++++ Exercise materials ++++

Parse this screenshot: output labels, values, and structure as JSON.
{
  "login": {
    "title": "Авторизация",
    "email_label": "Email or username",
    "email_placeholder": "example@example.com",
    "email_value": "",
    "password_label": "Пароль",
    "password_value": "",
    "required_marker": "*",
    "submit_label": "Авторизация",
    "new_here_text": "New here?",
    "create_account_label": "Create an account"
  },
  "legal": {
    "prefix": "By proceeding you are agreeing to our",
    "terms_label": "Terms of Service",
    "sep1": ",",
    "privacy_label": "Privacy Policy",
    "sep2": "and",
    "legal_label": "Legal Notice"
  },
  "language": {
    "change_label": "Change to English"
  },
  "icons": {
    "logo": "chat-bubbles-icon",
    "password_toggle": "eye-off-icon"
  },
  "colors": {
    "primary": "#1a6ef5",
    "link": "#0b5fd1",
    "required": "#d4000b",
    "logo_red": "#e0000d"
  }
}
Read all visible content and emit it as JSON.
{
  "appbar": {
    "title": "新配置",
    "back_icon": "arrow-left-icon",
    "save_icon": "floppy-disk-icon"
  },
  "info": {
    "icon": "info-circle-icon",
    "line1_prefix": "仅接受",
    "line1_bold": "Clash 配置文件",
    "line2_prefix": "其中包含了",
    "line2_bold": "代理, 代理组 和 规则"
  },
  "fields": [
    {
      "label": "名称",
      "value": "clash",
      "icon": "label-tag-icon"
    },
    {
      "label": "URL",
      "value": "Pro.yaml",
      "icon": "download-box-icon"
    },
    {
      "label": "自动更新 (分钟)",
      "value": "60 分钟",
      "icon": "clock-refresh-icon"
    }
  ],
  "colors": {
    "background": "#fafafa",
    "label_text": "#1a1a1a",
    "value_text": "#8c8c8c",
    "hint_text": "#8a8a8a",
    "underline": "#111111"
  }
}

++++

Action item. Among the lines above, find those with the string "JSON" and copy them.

The answer.
Parse this screenshot: output labels, values, and structure as JSON.
Read all visible content and emit it as JSON.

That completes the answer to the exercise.